Janet Turner, "The Fish Fence: Orillia's Greatest Archaeological Treasure"

Hello Everyone!

I have a last minute event to share with you. I have listened to Janet Turner speak about the Mnjikaning Fish Weirs, and it is very interesting and I encourage you to attend. Janet is a past President of the Mnjikaning Fish Circle. If you missed her visit to see us in September 2011, this is something that I was told about this morning, and I wanted to share it. (See below for details)

A local history group in Orillia has a guest speaker coming this Wednesday, March 21st 7:30pm. Janet Turner is a member of the "Rama Fish Fence Circle", a group from the area around the Chippewas of Rama First Nations reserve outside Orillia. Her group promotes educating the public about, and helping to preserve, the "Rama fish fence" - which was built underwater in the silt bottom of the "Narrows" area, between Lake Simcoe and Lake Couchiching, some time around 5000 B.C.E. to catch fish travelling between the two lakes. It is a significant heritage site.

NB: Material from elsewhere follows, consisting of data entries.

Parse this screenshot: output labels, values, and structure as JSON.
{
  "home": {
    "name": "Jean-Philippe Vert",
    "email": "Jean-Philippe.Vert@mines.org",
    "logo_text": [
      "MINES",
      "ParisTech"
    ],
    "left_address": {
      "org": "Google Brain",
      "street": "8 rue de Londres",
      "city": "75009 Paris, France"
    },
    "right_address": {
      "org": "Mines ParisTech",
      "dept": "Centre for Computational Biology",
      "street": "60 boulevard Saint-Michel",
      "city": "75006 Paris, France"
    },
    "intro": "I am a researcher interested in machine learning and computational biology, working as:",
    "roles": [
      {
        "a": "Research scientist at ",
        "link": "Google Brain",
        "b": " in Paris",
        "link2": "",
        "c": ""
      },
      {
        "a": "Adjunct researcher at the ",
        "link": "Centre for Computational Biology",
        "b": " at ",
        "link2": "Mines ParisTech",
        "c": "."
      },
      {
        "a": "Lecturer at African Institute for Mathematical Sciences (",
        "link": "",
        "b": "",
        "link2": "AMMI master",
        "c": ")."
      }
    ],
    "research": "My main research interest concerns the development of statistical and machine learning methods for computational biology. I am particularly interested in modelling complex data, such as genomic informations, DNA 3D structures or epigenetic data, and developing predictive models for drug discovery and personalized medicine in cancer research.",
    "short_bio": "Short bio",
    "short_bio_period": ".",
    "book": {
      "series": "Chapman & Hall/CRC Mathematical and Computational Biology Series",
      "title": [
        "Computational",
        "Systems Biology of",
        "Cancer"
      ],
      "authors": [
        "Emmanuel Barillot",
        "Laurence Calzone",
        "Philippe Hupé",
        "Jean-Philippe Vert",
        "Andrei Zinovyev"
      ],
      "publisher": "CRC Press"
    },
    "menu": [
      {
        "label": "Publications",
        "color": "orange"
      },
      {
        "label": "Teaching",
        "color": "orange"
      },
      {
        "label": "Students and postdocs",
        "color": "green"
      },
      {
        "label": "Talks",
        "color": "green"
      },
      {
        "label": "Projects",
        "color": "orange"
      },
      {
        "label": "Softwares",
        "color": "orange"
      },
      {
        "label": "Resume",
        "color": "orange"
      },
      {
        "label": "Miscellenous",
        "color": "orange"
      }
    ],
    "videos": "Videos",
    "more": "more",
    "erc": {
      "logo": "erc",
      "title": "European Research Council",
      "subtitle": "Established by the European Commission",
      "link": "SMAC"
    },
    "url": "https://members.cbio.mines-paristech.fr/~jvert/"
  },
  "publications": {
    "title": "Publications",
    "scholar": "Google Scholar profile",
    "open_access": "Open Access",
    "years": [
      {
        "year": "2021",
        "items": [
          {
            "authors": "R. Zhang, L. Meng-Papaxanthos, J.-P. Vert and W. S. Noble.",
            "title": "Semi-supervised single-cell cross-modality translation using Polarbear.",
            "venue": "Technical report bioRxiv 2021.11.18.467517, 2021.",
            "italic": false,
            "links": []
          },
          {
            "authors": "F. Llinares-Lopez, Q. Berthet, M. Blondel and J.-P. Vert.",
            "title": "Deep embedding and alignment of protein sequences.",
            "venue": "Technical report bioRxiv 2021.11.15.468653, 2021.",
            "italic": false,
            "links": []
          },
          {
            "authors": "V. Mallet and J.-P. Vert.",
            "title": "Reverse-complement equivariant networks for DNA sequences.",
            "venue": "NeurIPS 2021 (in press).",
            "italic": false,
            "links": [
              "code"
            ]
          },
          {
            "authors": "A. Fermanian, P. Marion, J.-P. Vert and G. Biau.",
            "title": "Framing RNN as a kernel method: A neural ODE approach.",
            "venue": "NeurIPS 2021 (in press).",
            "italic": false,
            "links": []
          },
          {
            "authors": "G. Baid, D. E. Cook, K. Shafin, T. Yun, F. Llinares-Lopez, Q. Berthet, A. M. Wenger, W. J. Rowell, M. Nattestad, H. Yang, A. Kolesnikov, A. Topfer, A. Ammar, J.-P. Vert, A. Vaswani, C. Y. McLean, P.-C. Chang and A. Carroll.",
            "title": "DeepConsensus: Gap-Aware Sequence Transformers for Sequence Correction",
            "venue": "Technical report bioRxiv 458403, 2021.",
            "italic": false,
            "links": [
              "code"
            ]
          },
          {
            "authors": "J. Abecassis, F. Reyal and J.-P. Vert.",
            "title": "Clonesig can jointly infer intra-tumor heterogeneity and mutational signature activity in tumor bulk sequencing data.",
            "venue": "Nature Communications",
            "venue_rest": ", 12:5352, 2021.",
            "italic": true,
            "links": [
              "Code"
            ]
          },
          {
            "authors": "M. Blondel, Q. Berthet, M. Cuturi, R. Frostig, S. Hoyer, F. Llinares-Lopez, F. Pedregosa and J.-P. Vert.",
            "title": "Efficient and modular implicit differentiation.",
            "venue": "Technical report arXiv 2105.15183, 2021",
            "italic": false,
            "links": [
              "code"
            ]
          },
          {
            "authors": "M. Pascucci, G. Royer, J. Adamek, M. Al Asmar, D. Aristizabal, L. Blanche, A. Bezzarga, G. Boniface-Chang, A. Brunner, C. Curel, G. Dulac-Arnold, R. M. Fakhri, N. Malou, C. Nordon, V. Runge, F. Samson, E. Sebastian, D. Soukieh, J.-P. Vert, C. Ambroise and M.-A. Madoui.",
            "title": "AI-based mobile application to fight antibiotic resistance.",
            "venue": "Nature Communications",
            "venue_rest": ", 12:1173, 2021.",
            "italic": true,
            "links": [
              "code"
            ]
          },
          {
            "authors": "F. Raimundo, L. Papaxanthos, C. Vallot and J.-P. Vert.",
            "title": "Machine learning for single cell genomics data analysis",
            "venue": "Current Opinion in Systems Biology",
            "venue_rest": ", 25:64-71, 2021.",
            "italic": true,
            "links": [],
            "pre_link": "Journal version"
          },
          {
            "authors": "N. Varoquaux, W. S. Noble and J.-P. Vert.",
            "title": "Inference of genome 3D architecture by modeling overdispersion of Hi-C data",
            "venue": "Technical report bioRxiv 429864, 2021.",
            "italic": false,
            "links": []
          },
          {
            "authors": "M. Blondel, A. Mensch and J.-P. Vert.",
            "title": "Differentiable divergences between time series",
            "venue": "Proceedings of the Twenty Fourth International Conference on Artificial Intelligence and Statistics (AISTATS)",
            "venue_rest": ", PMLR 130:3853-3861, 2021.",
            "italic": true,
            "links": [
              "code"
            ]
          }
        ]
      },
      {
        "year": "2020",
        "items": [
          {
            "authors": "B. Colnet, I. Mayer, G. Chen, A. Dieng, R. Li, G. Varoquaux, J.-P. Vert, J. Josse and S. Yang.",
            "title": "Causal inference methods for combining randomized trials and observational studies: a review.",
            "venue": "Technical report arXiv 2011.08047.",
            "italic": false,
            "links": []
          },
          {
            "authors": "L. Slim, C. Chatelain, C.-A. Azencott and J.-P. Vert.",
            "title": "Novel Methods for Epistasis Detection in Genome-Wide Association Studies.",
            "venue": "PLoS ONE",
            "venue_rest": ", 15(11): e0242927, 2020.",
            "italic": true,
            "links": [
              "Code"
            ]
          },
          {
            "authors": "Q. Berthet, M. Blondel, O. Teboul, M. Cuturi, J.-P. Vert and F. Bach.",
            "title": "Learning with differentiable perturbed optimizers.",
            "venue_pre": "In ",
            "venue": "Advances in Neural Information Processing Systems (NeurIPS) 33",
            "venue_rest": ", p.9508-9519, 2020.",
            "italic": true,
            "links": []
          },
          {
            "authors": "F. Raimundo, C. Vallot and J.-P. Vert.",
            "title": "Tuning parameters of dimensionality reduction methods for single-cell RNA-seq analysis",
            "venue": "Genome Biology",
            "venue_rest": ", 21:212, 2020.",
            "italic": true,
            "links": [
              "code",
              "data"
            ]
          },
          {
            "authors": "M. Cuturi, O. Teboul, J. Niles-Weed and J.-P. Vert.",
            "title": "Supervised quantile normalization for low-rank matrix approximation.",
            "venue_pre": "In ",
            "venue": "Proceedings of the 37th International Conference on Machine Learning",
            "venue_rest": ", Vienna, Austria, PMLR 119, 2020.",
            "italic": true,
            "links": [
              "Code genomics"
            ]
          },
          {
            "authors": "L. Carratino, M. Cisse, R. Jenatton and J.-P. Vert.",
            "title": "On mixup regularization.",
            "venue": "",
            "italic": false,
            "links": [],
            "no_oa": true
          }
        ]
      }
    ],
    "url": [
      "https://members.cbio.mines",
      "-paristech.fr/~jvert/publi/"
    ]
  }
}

The title of Janet's talk is "The Fish Fence: Orillia's Greatest Archaeological Treasure".

If anybody is interested in attending, the talk takes place at St. Paul's United Church in Orillia, beginning at 7:30 p.m. this Wednesday evening (March 21). If people are travelling from Barrie, on Highway 11 northbound, they can get to the church by taking the "Coldwater Road" exit and heading into Orillia, and then when they get downtown the church is on the corner of Coldwater Road and Peter Street (if one is travelling down Coldwater Road from Highway 11, then they'll see St. Paul's to their left, on the opposite side of the intersection (the north-east corner of the intersection). The talk takes place in the basement of the church, and is free to the public, as part of the activities of the Orillia Museum of Art and History.

1 comment:

John Raynor said...

Thanks for posting this Leslie. Janet is a life member of the OAS and a member of our chapter. Her presentation on the fish weirs (first written about by Champlain in 1615)is quite informative and highlights both the features and the history of this National Historic site. The Circle is also involved with an exciting project to build a bridge over the Narrows that will include and interpretive centre that will include both the natural history of the Narrows and that of first contact. Robert Browne represents our chapter at many of their meetings. Well worth attending for those who can.